The Weight of a Snowflake


Happy New Year, all. I do hope yours is Happy, but I want to say that it feels like there is a deep feeling of despair among my circle of friends this winter. We all seem to be juggling work stress, caring for sick people we love, battling the often co-occurring illnesses of addiction and depression. We are stretching our resources of time, attention, patience, and money further than it seems they want to go, and then we turn on the news and listen to story after story about the violence, injustice, greed, scarcity and environmental degradation that plague our world. And all the bad news quickly paralyzes us into a dark fit of despair, and we decide our hands are tied; we can't do anything to alleviate the suffering of this world. 

I give thanks for a professor and mentor I had in seminary who encouraged me to let the world and its enormous problems in just enough to galvanize me to work towards their solutions. I used to think that big problems required big solutions. But in my almost seven years of doing this work at The Nashville Food Project, I have learned that answers cannot be imposed, they must come from within. I have learned that small work in a small place with small groups of people can have enormous impact on the health and well-being of an entire community. I have learned that solutions cannot be hurried, that hard questions need for patience, and that relationships and making common cause with others are the keys to making lasting change – no matter how big or small. 

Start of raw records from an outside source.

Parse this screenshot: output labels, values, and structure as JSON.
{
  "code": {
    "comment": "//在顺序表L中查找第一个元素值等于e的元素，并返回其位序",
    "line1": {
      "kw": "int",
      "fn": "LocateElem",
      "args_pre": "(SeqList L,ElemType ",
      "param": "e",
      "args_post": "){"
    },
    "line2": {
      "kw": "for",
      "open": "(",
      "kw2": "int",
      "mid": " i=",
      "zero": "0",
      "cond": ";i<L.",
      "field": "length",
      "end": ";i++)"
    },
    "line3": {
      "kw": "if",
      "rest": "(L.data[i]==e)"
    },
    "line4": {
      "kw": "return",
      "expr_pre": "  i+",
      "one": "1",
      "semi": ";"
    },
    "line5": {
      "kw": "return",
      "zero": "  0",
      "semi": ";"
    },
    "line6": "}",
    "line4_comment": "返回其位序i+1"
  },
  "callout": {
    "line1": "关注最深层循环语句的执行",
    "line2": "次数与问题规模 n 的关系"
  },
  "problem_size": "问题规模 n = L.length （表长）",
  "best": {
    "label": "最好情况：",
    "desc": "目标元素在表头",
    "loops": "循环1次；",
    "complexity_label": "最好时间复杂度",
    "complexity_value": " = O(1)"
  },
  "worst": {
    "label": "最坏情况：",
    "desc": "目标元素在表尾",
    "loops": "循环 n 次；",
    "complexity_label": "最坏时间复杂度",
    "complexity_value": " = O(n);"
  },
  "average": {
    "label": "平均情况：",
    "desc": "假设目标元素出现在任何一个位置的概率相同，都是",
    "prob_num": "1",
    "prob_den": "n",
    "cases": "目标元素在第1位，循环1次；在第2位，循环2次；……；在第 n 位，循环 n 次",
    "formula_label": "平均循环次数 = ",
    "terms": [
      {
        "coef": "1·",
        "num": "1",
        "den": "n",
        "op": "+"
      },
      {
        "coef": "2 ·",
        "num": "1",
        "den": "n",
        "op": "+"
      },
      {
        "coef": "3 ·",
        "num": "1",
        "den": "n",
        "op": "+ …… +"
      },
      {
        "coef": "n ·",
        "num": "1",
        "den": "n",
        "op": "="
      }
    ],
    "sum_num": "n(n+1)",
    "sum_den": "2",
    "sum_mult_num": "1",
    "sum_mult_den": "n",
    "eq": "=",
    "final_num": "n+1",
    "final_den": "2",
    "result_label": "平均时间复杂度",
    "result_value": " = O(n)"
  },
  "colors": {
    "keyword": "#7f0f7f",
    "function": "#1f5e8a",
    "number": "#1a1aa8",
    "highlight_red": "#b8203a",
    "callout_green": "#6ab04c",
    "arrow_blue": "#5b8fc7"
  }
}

Maybe some of you know this small story – someone told it to me when I was a teenager at church camp (talk about a small thing having a big impact), and it has honestly never left me. I hope you will take one minute of your day to read this winter tale, and find yourself encouraged. 

Grace and peace,